Designs costly for proposed Los Alamos plutonium lab

SANTA FE – Los Alamos National Laboratory has spent about $425 million on designs for its proposed new plutonium facility without reaching the level of confidence needed to prepare a reliable budget or begin building.

The proposed Chemistry and Metallurgy Research Replacement Nuclear has been delayed at least five years under President Barack Obama’s budget proposal for the fiscal year that begins today. The budget cut funding for the program.

The Santa Fe New Mexican reported that Steve Fong, a member of the federal team managing the project, said the most recent $3.7 billion to $5.8 billion estimates to build the plant still appear valid.

The government has spent about $80 million out of $200 million allocated to close out operations for the delayed facility, Fong said.

The rest of the money will be applied to other Department of Energy programs and any decision to restart the project would require new appropriations.

The Obama administration’s decision to delay the massive plutonium processing and handling building came in February and has been the subject of a series of political skirmishes. Some lawmakers on the House and the Senate armed services committees have repeatedly tried to keep the program alive despite support for the cuts from budget committee members.

A DOE plan prepared for Senate Armed Services Committee Chairman Sen. Carl Levin, D-Mich., earlier this month would take back the extra $120 million for lab operations and send it back to pay for setup activities and additional plutonium capabilities in the Radiological Laboratory Utility Office Building.

That smaller building starts operating in November and will fill part of the gap created by the deferral of the larger nuclear facility.

A letter to Levin from a DOE official said the administration is still evaluating options for building the new plutonium lab.

Levin responded to Joanne Choi’s letter by protesting that any delay would add 25 percent to the cost and add another $1 billion in stop-gap expenses.
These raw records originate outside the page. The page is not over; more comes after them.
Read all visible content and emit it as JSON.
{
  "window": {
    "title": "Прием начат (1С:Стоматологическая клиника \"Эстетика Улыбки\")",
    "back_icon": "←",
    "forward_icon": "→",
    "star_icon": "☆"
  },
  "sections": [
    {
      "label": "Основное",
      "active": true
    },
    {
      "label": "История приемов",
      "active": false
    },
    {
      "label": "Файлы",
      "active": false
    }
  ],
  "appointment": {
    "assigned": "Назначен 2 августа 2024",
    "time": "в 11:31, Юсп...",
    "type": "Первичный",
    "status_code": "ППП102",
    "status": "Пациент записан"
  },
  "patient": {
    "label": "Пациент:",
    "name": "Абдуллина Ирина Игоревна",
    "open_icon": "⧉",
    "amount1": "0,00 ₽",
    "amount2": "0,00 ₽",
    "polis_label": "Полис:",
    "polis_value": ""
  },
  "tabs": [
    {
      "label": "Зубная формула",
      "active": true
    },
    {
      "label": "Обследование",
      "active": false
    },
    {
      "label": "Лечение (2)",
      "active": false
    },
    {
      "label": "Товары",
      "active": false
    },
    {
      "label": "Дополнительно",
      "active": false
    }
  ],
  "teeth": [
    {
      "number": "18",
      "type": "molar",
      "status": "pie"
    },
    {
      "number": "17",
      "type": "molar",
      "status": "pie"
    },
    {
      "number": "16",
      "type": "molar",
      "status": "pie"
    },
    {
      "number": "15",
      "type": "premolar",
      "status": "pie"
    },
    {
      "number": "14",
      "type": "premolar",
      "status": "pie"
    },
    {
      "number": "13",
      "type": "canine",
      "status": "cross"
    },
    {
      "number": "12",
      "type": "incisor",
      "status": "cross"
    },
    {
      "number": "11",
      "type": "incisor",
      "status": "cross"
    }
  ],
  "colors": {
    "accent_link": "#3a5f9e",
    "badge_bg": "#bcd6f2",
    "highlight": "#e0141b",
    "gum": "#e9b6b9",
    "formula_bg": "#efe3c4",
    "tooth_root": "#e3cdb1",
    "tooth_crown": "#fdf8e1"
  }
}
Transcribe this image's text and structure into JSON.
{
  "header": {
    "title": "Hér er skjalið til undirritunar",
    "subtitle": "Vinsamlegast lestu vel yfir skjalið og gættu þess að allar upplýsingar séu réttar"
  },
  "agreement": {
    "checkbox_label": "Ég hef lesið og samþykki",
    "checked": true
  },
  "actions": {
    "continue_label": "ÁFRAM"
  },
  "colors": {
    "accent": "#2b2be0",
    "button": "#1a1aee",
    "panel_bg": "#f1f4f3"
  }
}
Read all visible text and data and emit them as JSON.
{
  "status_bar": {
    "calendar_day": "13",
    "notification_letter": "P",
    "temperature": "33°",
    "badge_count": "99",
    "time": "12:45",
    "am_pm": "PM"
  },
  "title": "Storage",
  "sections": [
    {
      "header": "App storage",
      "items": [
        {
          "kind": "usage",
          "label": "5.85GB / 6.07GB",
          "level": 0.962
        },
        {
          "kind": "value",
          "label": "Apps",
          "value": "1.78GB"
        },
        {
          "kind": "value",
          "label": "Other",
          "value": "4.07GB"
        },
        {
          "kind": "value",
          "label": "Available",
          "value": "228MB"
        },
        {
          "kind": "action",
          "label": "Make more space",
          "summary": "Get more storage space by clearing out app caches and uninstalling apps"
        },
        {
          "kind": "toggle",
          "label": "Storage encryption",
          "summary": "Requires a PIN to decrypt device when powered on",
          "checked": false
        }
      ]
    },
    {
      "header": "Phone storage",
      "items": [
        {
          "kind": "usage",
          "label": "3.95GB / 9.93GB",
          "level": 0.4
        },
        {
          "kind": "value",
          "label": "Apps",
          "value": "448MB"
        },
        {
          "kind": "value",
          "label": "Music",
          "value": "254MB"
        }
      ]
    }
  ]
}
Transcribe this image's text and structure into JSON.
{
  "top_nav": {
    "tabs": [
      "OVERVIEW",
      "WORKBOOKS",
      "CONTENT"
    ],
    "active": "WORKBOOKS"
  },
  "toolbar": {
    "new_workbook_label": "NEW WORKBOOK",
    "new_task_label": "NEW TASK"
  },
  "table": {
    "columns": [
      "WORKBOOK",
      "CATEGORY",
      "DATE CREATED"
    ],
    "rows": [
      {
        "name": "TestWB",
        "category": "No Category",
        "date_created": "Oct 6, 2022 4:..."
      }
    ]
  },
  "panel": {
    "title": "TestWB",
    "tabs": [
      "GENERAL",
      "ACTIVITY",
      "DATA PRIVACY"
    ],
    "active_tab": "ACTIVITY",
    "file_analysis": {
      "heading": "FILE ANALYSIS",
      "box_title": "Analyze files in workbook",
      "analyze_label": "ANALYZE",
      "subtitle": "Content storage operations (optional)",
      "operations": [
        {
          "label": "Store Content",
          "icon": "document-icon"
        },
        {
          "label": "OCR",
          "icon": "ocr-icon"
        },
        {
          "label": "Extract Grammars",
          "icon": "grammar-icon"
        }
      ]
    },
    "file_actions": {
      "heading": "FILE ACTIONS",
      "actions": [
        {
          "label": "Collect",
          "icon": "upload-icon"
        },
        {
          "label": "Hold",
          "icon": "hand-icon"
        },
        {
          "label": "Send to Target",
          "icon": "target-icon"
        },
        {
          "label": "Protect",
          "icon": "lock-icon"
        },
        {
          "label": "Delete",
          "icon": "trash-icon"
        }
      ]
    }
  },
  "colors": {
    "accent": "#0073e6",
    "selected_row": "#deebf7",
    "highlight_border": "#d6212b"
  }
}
Levin complained that the “sheer size of the cost escalation ... could lead to an inability to construct.”

At a meeting last week, the executive director of Nuclear Watch New Mexico challenged an apparent government presumption that new public meetings would not be required if Congress changed its mind about delaying the project.

“A budget request to Congress is going to be well in advance of any startup, so that’s the first advance,” Fong said. “To reconstitute a design team and get going, it takes years to get to where we were – it’s going to take quite some time to get up to speed again.”